_Web page and app entries:_
--- START ---
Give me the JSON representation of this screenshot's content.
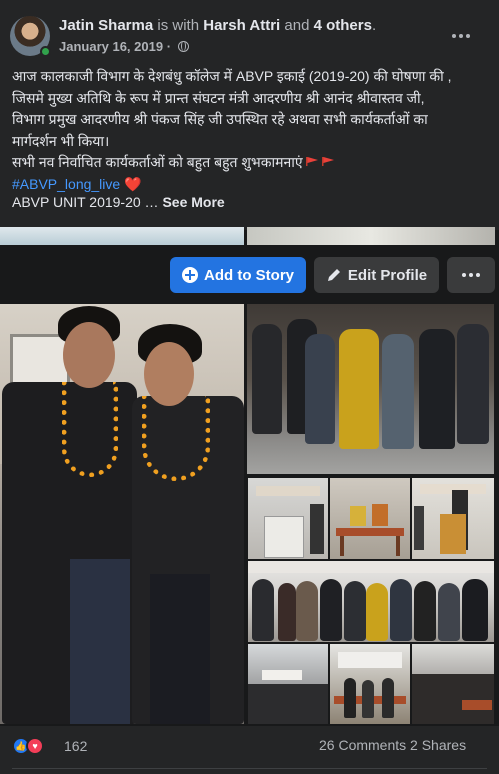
{
  "post": {
    "author": "Jatin Sharma",
    "with_text": "is with",
    "tagged": "Harsh Attri",
    "and_text": "and",
    "others": "4 others",
    "period": ".",
    "date": "January 16, 2019",
    "separator": "·",
    "privacy_icon": "globe-icon",
    "more_icon": "more-horizontal-icon",
    "body_lines": [
      "आज कालकाजी विभाग के देशबंधु कॉलेज में ABVP इकाई (2019-20) की घोषणा की ,",
      "जिसमे मुख्य अतिथि के रूप में प्रान्त संघटन मंत्री आदरणीय श्री आनंद श्रीवास्तव जी,",
      "विभाग प्रमुख आदरणीय श्री पंकज सिंह जी उपस्थित रहे अथवा सभी कार्यकर्ताओं का",
      "मार्गदर्शन भी किया।",
      "सभी नव निर्वाचित कार्यकर्ताओं को बहुत बहुत शुभकामनाएं"
    ],
    "hashtag": "#ABVP_long_live",
    "heart_emoji": "❤️",
    "unit_text": "ABVP UNIT 2019-20 …",
    "see_more": "See More"
  },
  "actions": {
    "add_to_story": "Add to Story",
    "edit_profile": "Edit Profile",
    "more_icon": "more-horizontal-icon"
  },
  "footer": {
    "reaction_count": "162",
    "comments": "26 Comments",
    "shares": "2 Shares"
  },
  "colors": {
    "background": "#18191a",
    "card": "#242526",
    "primary_button": "#2374e1",
    "secondary_button": "#3a3b3c",
    "link": "#4599ff",
    "text": "#e4e6eb",
    "muted": "#b0b3b8"
  }
}
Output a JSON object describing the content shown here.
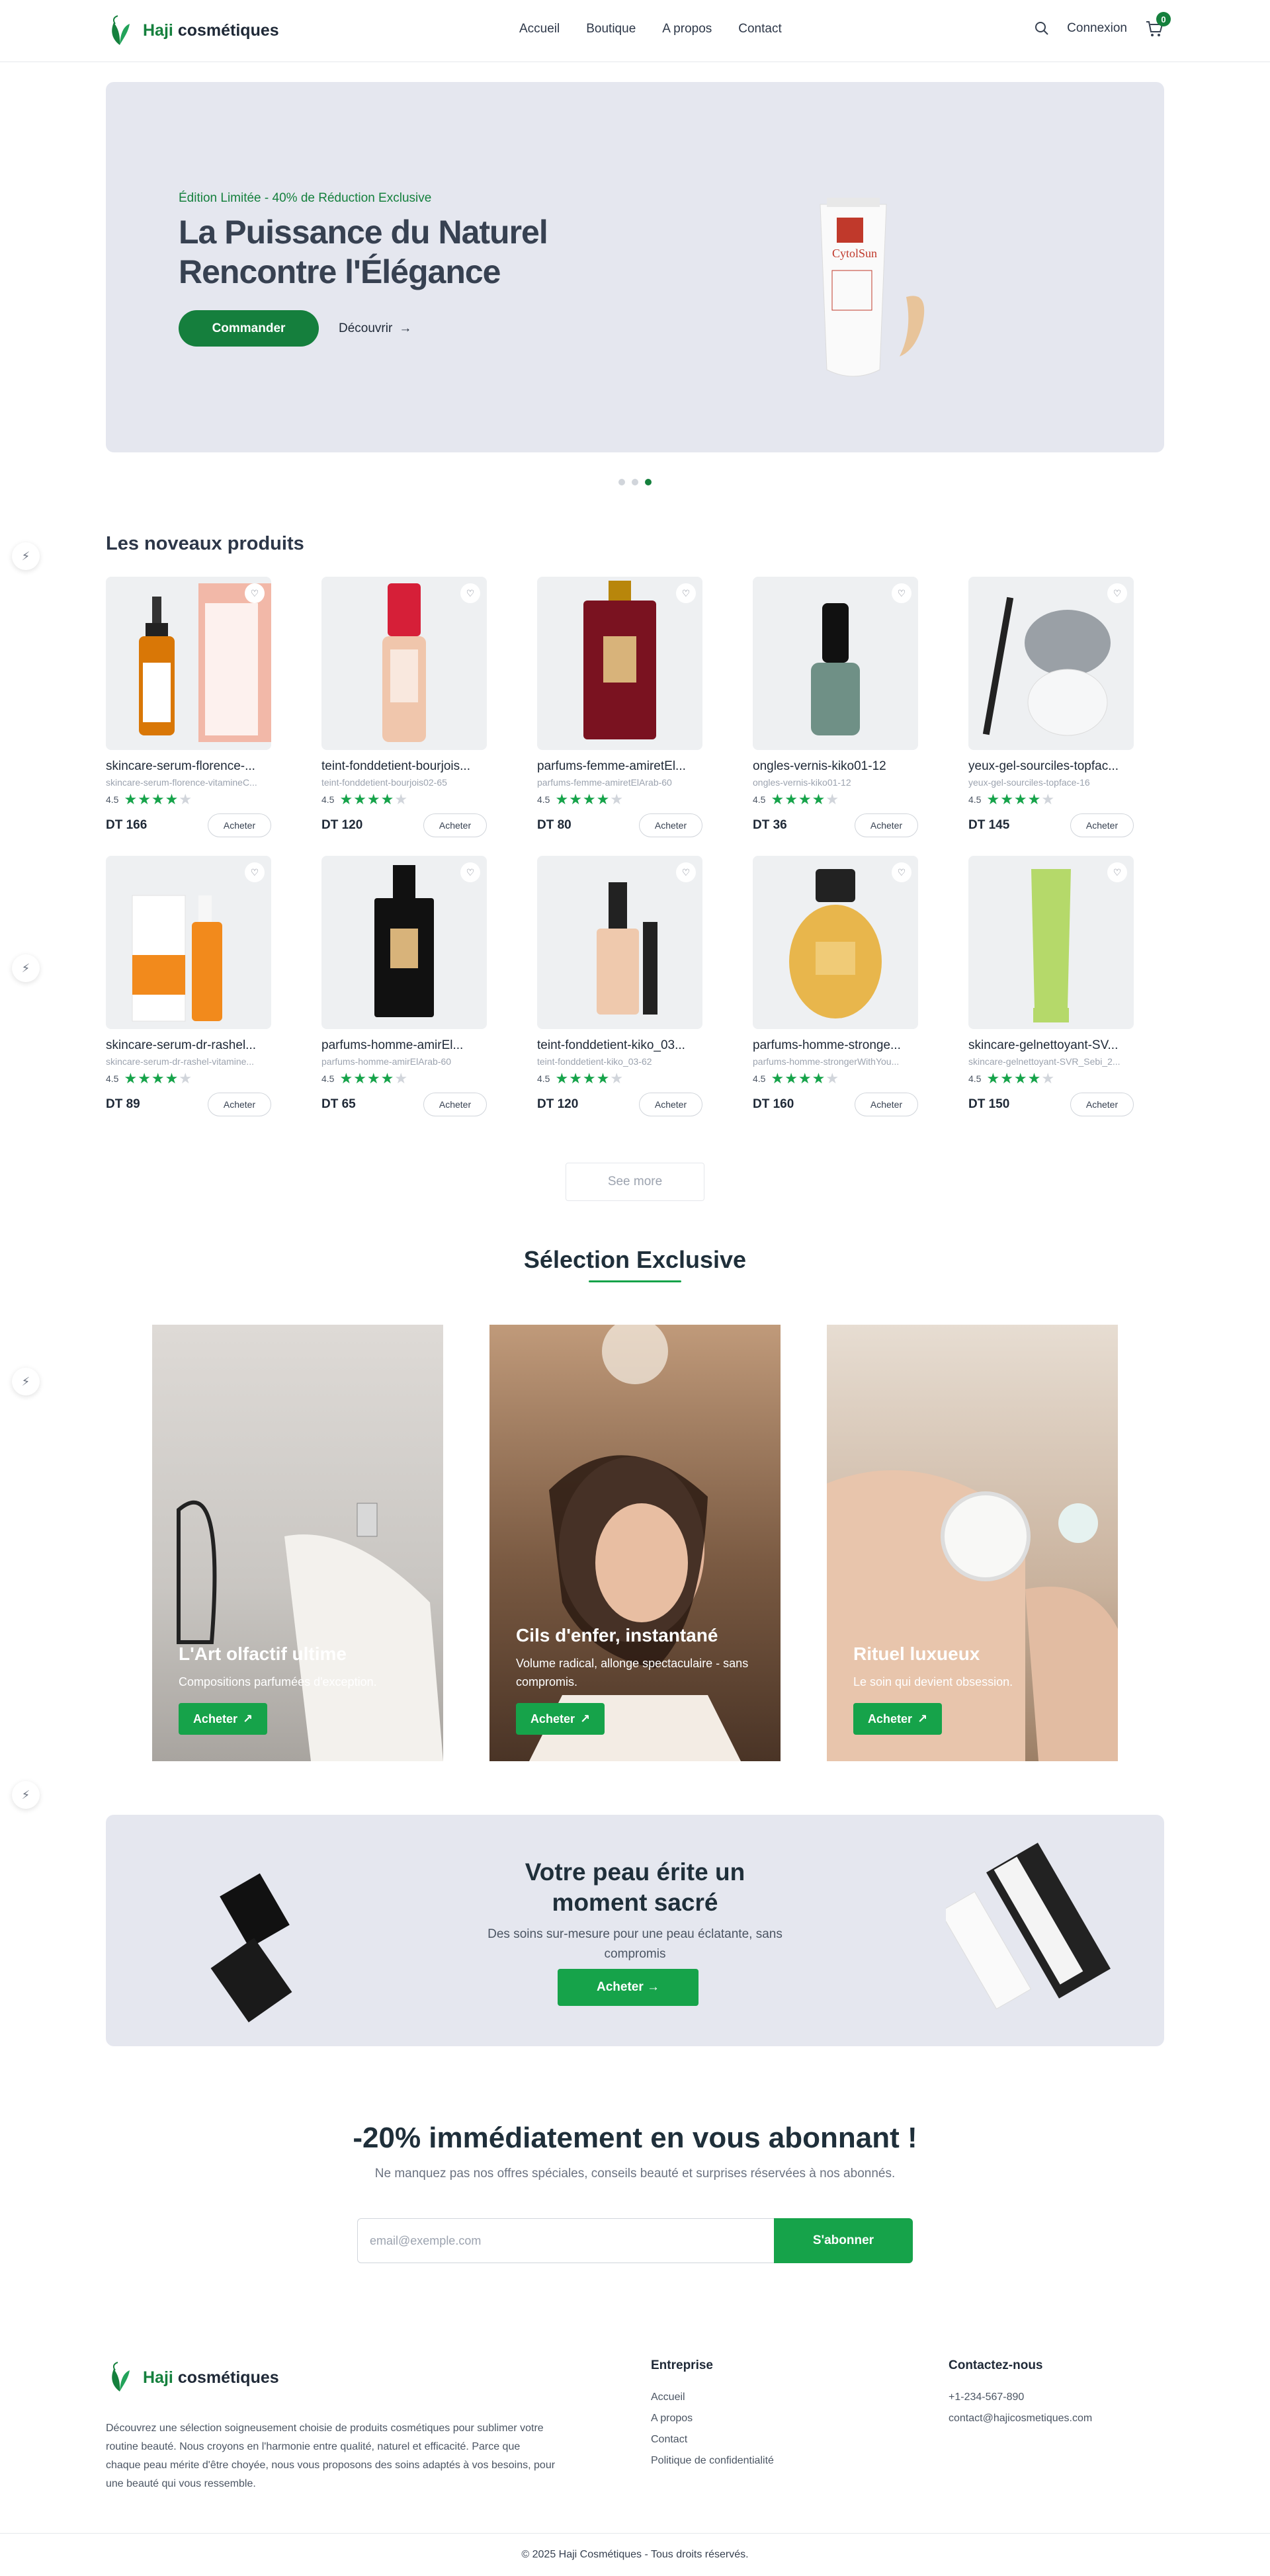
{
  "header": {
    "brand_first": "Haji",
    "brand_second": "cosmétiques",
    "nav": [
      "Accueil",
      "Boutique",
      "A propos",
      "Contact"
    ],
    "login": "Connexion",
    "cart_count": "0"
  },
  "hero": {
    "tag": "Édition Limitée - 40% de Réduction Exclusive",
    "title_line1": "La Puissance du Naturel",
    "title_line2": "Rencontre l'Élégance",
    "cta": "Commander",
    "link": "Découvrir",
    "product_label": "CytolSun"
  },
  "new_products": {
    "title": "Les noveaux produits",
    "see_more": "See more",
    "items": [
      {
        "name": "skincare-serum-florence-...",
        "slug": "skincare-serum-florence-vitamineC...",
        "rating": "4.5",
        "stars": 4,
        "price": "DT 166",
        "buy": "Acheter"
      },
      {
        "name": "teint-fonddetient-bourjois...",
        "slug": "teint-fonddetient-bourjois02-65",
        "rating": "4.5",
        "stars": 4,
        "price": "DT 120",
        "buy": "Acheter"
      },
      {
        "name": "parfums-femme-amiretEl...",
        "slug": "parfums-femme-amiretElArab-60",
        "rating": "4.5",
        "stars": 4,
        "price": "DT 80",
        "buy": "Acheter"
      },
      {
        "name": "ongles-vernis-kiko01-12",
        "slug": "ongles-vernis-kiko01-12",
        "rating": "4.5",
        "stars": 4,
        "price": "DT 36",
        "buy": "Acheter"
      },
      {
        "name": "yeux-gel-sourciles-topfac...",
        "slug": "yeux-gel-sourciles-topface-16",
        "rating": "4.5",
        "stars": 4,
        "price": "DT 145",
        "buy": "Acheter"
      },
      {
        "name": "skincare-serum-dr-rashel...",
        "slug": "skincare-serum-dr-rashel-vitamine...",
        "rating": "4.5",
        "stars": 4,
        "price": "DT 89",
        "buy": "Acheter"
      },
      {
        "name": "parfums-homme-amirEl...",
        "slug": "parfums-homme-amirElArab-60",
        "rating": "4.5",
        "stars": 4,
        "price": "DT 65",
        "buy": "Acheter"
      },
      {
        "name": "teint-fonddetient-kiko_03...",
        "slug": "teint-fonddetient-kiko_03-62",
        "rating": "4.5",
        "stars": 4,
        "price": "DT 120",
        "buy": "Acheter"
      },
      {
        "name": "parfums-homme-stronge...",
        "slug": "parfums-homme-strongerWithYou...",
        "rating": "4.5",
        "stars": 4,
        "price": "DT 160",
        "buy": "Acheter"
      },
      {
        "name": "skincare-gelnettoyant-SV...",
        "slug": "skincare-gelnettoyant-SVR_Sebi_2...",
        "rating": "4.5",
        "stars": 4,
        "price": "DT 150",
        "buy": "Acheter"
      }
    ]
  },
  "exclusive": {
    "title": "Sélection Exclusive",
    "cards": [
      {
        "title": "L'Art olfactif ultime",
        "subtitle": "Compositions parfumées d'exception.",
        "cta": "Acheter"
      },
      {
        "title": "Cils d'enfer, instantané",
        "subtitle": "Volume radical, allonge spectaculaire - sans compromis.",
        "cta": "Acheter"
      },
      {
        "title": "Rituel luxueux",
        "subtitle": "Le soin qui devient obsession.",
        "cta": "Acheter"
      }
    ]
  },
  "promo": {
    "title_line1": "Votre peau érite un",
    "title_line2": "moment sacré",
    "subtitle": "Des soins sur-mesure pour une peau éclatante, sans compromis",
    "cta": "Acheter →"
  },
  "newsletter": {
    "title": "-20% immédiatement en vous abonnant !",
    "subtitle": "Ne manquez pas nos offres spéciales, conseils beauté et surprises réservées à nos abonnés.",
    "placeholder": "email@exemple.com",
    "cta": "S'abonner"
  },
  "footer": {
    "brand_first": "Haji",
    "brand_second": "cosmétiques",
    "description": "Découvrez une sélection soigneusement choisie de produits cosmétiques pour sublimer votre routine beauté. Nous croyons en l'harmonie entre qualité, naturel et efficacité. Parce que chaque peau mérite d'être choyée, nous vous proposons des soins adaptés à vos besoins, pour une beauté qui vous ressemble.",
    "company_title": "Entreprise",
    "company_links": [
      "Accueil",
      "A propos",
      "Contact",
      "Politique de confidentialité"
    ],
    "contact_title": "Contactez-nous",
    "phone": "+1-234-567-890",
    "email": "contact@hajicosmetiques.com",
    "copyright": "© 2025 Haji Cosmétiques - Tous droits réservés."
  },
  "colors": {
    "brand_green": "#157f3d",
    "button_green": "#16a34a",
    "hero_bg": "#e5e7ef"
  }
}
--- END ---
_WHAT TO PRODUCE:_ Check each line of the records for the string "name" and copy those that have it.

_REPLY:_
        "name": "skincare-serum-florence-...",
        "name": "teint-fonddetient-bourjois...",
        "name": "parfums-femme-amiretEl...",
        "name": "ongles-vernis-kiko01-12",
        "name": "yeux-gel-sourciles-topfac...",
        "name": "skincare-serum-dr-rashel...",
        "name": "parfums-homme-amirEl...",
        "name": "teint-fonddetient-kiko_03...",
        "name": "parfums-homme-stronge...",
        "name": "skincare-gelnettoyant-SV...",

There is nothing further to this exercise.